The film opens with Buster and his new bride (Sybil Seeley) leaving the church. Guests pelt hem with rice and old shoes; Buster stops, stoops, considers a pair, and tucks it practically under his arm.

A car ride sets the plot in motion and serves as a little circular gag. Buster’s rival suitor unaccountably serves as their post-nuptial chauffeur — Keaton refers to him as “the villain” in remembrance, and probably needed to shoehorn him in as his film needed an antagonist. He hands them an envelope telling them they are being given a house and a lot on which to build it. The three characters then execute a jump from car to taxicab to motorcycle and back again, during which Buster gets his rival in Dutch with the cops.

They arrive on site. Someone is dumping crates off a truck. “Here’s your house!” he says. It’s a do-it-yourself house kit! The directions read, “To give your house a snappy appearance put it up according to the numbers on the boxes.” The rival obtains revenge by changing the crate numbers, and the fun begins.

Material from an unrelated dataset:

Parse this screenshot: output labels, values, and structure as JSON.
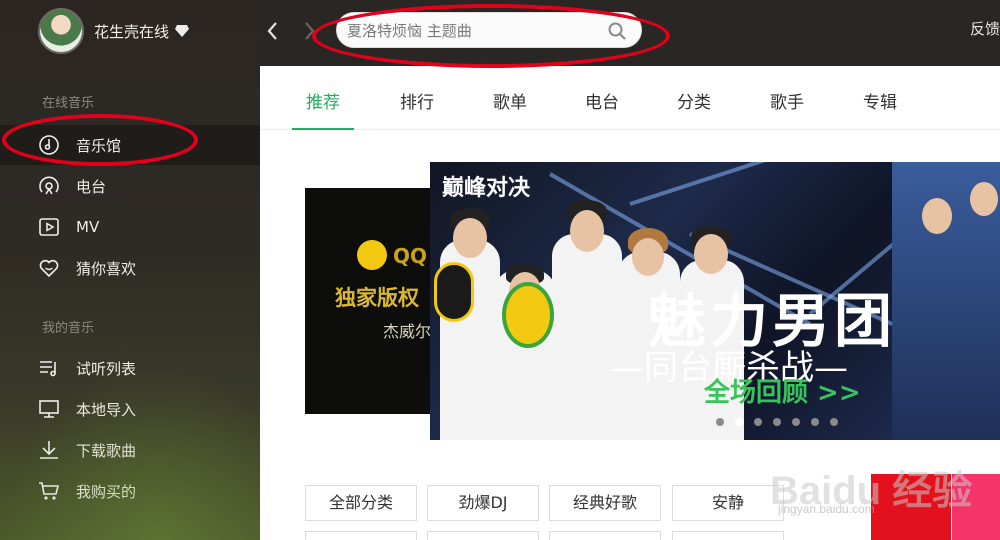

The gags pile up. Buster saws off the beam he’s perched on, taking a tumble. Whole sections of the house are misplaced, or swing dangerously to and fro. When we step back to see the house in its entirety, it is indeed a surrealistic nightmare of misshapen windows, a canted roofline, and mismatching walls. A big, strong mover crushes Buster under the weight of a delivered piano (he later glances back at Buster, who hops in fright).

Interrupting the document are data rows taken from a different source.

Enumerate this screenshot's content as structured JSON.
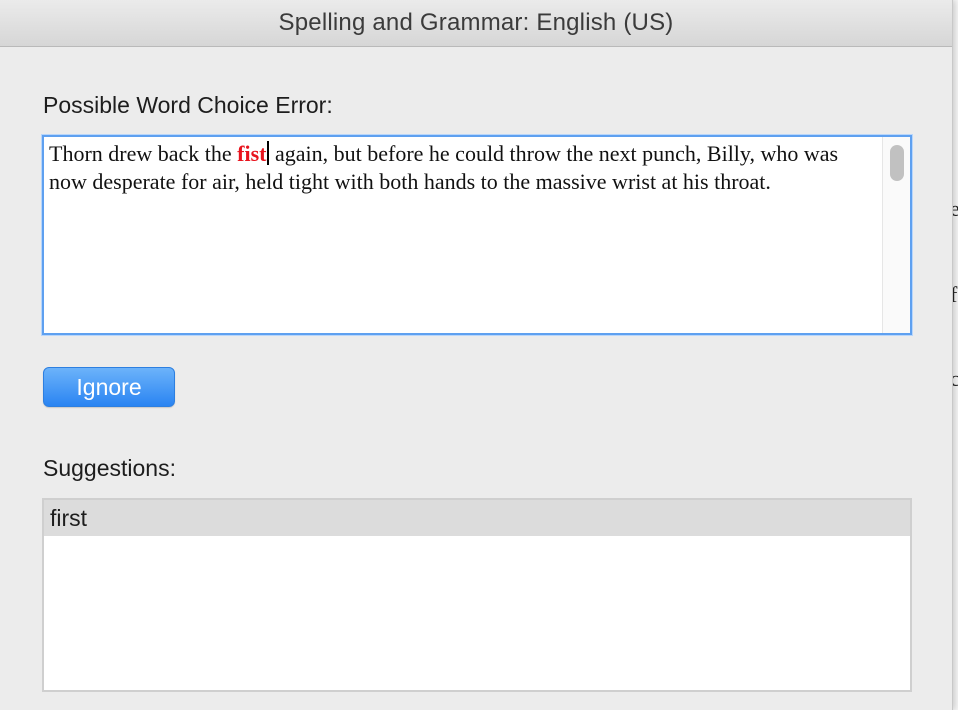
{
  "window": {
    "title": "Spelling and Grammar: English (US)"
  },
  "error_section": {
    "label": "Possible Word Choice Error:",
    "text_before": "Thorn drew back the ",
    "error_word": "fist",
    "text_after": " again, but before he could throw the next punch, Billy, who was now desperate for air, held tight with both hands to the massive wrist at his throat.",
    "error_color": "#e8141e"
  },
  "buttons": {
    "ignore_label": "Ignore"
  },
  "suggestions": {
    "label": "Suggestions:",
    "items": [
      "first"
    ]
  },
  "colors": {
    "accent": "#2a84f2",
    "focus_ring": "#5ea0f0",
    "selected_row": "#dcdcdc"
  }
}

The trick house, though all “wrong,” is malleable (a porch railing becomes in an instant a ladder). Buster can heave the piano into the house through an easily removed piece of wall, but his attempt to raise it with a block and tackle simply “pulls” the floor above stretchily down, provoking a boomerang effect that catapults his hapless rival in the room above through the roof.

As the dates are torn off the calendar, we move through more mishaps. Buster falls through the roof into the bathroom. (Earlier, his bride drops the soap, and leans out of the tub to retrieve it — the cameraman politely puts his hand over the lens.) He opens a door and steps out into thin air, executing a two-story fall. Keaton was an enthusiastic if untrained stuntman — the fall

Finally, the day of the housewarming comes — Friday the 13th. A storm comes, and it turns out that house is so unstable that strong winds spin it like a top. As the guests are flung around the inside of the house, Buster tries over and over to get back over the threshold. Timing his jump, he leaps into the pirouetting building — and is flung out just as neatly.

The scale of jokes grows bigger and bigger. When the dawn comes, it also turns out that they built their home on the wrong lot and need to move it across the railroad tracks. Of course, the towing job breaks down just as they move into harm’s way. A whistle blows — smoke appears — a train approaches in the background! The two clutch each other and brace for impact — and the camera pans slyly right, showing us the train missing its mark, on an adjacent track. They sigh with relief when BAM! A train barreling the other way smashes the house to flinders.

Now we’ve come full circle, and the house is just a pile of lumber again. Buster hangs a For Sale sign on the debris, and the couple walks away, hand in hand. Keaton would make 16 more shorts and nine feature films. In One Week, he is already on top of his game.

The NFR is one writer’s attempt to review all the films listed in the National Film Registry in chronological order. Next time: ‘Within Our Gates.’




SOURCES

Eagan, Daniel. “One Week,” National Film Registry.

My Wonderful World of Slapstick
Buster Keaton and Charles Samuels
Da Capo Press
1960

Keaton
Rudi Blesh
New York: The Macmillan Company
1966

Buster Keaton
David Robinson
Bloomington, IN: Indiana University Press
1969

The Silent Clowns
Walter Kerr
New York: Alfred A. Knopf
1975

Buster Keaton: Cut to the Chase
Marion Meade
New York: HarperCollins Publishers
1995

Keaton’s Silent Shorts: Beyond the Laughter
Gabriella Oldham
Carbondale, IL: Southern Illinois University Press
1996

The Theater and Cinema of Buster Keaton
Robert Knopf
Princeton, NJ: Princeton University Press
1999

Buster Keaton: Tempest in a Flat Hat
Edward McPherson
New York: Newmarket Press
2005